State the number of lines in the records underneath where the word "likes" turns up, and say nothing else.

(Working data)

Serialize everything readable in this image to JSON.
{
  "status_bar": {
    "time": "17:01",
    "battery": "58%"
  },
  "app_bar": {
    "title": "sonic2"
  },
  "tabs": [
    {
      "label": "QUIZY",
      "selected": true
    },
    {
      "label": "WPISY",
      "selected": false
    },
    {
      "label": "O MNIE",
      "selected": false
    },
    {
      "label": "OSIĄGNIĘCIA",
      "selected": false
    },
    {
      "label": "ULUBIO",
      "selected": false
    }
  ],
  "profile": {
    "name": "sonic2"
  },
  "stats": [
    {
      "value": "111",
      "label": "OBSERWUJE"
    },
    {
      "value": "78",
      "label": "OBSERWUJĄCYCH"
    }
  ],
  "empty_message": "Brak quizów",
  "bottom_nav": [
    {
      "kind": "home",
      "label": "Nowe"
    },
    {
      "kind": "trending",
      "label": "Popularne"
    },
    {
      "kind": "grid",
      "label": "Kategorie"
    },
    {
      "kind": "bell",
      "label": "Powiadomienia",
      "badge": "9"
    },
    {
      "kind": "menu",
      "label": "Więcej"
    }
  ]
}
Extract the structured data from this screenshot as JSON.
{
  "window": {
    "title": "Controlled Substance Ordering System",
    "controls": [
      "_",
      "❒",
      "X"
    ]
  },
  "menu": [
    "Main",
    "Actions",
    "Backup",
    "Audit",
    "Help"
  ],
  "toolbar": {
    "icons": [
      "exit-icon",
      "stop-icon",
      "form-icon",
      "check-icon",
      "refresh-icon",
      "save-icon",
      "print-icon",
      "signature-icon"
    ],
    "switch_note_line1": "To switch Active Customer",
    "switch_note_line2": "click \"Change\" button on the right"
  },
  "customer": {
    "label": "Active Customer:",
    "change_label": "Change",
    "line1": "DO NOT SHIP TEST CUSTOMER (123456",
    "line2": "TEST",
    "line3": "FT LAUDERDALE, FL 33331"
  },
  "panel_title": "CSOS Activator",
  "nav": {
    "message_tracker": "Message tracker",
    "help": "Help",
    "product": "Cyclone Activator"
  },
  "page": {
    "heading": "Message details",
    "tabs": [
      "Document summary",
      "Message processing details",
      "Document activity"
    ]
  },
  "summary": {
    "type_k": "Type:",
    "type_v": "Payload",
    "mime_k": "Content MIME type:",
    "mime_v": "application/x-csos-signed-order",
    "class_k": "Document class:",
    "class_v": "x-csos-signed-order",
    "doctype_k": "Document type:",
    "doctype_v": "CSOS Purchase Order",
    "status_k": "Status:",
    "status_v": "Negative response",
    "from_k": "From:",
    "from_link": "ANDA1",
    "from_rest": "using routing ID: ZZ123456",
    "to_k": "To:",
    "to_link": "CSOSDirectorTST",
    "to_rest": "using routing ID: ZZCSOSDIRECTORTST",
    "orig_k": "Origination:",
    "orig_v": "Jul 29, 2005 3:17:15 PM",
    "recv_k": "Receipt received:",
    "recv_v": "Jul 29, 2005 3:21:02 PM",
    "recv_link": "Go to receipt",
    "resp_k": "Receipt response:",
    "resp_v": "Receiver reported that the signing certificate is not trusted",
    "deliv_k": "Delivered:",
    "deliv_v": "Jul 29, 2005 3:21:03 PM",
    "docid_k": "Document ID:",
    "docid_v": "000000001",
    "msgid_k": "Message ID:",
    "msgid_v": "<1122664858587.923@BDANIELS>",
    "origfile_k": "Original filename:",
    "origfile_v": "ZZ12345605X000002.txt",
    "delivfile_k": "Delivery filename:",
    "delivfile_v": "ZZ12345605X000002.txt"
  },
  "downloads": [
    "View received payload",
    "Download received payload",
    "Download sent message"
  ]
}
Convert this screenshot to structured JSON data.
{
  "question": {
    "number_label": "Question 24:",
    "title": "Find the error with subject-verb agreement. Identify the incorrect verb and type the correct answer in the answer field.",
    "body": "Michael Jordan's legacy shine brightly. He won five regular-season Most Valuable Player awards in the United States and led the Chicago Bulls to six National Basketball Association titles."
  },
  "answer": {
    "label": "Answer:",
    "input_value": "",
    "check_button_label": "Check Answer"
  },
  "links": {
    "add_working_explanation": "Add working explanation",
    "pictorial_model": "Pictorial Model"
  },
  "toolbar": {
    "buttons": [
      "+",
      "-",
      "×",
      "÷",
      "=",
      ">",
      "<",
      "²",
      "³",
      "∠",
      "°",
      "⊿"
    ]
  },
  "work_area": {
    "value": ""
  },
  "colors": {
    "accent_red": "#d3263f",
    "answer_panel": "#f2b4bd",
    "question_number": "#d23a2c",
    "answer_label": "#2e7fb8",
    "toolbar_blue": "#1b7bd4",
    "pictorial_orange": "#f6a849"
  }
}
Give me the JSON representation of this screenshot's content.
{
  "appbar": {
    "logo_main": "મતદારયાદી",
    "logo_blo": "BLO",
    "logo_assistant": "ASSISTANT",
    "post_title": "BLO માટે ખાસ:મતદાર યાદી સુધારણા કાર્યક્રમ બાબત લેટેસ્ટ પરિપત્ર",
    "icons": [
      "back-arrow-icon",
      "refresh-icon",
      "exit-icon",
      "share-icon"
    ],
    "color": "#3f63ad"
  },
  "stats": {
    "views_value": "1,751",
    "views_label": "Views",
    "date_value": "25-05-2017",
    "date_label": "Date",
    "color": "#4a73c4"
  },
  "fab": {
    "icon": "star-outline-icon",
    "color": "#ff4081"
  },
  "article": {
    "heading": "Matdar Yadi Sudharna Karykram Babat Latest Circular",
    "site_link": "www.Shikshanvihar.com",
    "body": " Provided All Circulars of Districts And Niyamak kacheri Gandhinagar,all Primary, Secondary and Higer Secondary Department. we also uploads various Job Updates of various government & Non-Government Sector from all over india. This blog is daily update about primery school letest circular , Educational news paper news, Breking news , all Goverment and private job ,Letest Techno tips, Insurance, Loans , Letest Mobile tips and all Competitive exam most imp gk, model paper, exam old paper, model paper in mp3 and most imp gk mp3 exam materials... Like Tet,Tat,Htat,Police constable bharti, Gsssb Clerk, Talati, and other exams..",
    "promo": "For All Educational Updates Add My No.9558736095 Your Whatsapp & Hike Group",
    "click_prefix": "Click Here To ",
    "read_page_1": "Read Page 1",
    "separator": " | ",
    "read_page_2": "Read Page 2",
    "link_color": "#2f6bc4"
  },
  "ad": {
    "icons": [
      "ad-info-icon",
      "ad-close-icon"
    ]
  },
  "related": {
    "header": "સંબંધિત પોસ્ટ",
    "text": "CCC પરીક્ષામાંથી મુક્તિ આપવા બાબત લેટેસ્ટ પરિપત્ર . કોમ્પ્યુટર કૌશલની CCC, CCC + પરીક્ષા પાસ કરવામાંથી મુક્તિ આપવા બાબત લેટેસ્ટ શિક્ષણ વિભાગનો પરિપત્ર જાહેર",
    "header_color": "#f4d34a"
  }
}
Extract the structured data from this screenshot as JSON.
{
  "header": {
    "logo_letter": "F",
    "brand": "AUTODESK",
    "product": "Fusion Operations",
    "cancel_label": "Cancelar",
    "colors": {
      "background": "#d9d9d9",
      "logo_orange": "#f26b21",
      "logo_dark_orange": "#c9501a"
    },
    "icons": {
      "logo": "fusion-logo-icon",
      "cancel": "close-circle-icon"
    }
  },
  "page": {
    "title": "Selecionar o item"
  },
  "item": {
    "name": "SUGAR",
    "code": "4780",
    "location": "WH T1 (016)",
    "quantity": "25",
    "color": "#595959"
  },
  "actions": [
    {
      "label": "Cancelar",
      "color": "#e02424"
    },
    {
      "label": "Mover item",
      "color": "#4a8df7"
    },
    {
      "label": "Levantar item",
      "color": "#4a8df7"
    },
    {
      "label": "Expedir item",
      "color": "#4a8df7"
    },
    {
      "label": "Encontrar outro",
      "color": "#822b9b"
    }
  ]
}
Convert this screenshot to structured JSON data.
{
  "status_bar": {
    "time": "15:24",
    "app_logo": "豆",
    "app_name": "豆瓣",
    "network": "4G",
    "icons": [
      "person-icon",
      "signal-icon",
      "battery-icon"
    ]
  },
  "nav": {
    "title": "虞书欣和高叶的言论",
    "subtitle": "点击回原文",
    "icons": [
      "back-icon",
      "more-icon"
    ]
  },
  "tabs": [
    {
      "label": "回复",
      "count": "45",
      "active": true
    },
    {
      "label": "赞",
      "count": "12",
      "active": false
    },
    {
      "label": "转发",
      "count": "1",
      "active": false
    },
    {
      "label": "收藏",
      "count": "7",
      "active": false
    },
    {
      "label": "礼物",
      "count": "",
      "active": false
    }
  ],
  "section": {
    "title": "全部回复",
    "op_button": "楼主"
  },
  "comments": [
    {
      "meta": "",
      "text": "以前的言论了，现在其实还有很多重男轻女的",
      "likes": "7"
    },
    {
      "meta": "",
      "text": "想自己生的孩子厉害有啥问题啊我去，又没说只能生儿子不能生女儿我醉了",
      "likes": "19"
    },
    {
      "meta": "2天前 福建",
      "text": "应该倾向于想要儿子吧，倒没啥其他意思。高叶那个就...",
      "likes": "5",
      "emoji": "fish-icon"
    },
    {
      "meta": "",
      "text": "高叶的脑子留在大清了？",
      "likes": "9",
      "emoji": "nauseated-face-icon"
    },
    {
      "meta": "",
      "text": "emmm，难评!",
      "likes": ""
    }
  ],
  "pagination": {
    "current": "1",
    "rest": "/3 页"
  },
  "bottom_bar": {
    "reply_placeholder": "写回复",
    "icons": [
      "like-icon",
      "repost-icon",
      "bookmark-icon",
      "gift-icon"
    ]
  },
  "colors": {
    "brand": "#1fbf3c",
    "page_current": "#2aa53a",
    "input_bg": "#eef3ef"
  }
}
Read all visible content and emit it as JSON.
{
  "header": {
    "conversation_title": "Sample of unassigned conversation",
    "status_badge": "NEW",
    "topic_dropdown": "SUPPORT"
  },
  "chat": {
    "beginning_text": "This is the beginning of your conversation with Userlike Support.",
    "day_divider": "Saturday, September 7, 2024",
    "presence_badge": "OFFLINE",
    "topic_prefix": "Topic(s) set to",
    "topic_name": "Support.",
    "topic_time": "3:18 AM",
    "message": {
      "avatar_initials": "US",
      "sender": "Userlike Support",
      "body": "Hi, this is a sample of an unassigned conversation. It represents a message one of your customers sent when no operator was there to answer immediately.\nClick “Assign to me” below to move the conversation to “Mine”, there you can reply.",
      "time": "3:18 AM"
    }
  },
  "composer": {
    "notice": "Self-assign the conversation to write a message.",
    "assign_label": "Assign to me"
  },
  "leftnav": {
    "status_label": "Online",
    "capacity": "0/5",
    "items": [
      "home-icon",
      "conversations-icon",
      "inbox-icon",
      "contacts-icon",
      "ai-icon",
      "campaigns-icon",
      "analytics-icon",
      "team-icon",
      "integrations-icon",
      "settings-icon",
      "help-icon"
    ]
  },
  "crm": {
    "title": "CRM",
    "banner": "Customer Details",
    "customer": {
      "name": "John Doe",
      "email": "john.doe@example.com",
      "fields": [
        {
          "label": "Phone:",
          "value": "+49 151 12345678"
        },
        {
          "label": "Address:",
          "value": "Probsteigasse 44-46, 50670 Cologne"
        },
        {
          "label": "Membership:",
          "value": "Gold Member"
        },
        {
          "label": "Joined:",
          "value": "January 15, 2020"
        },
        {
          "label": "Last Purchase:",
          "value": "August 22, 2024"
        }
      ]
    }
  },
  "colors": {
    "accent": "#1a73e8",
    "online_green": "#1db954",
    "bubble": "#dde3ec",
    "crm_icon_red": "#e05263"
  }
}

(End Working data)

Solution below ▸ 5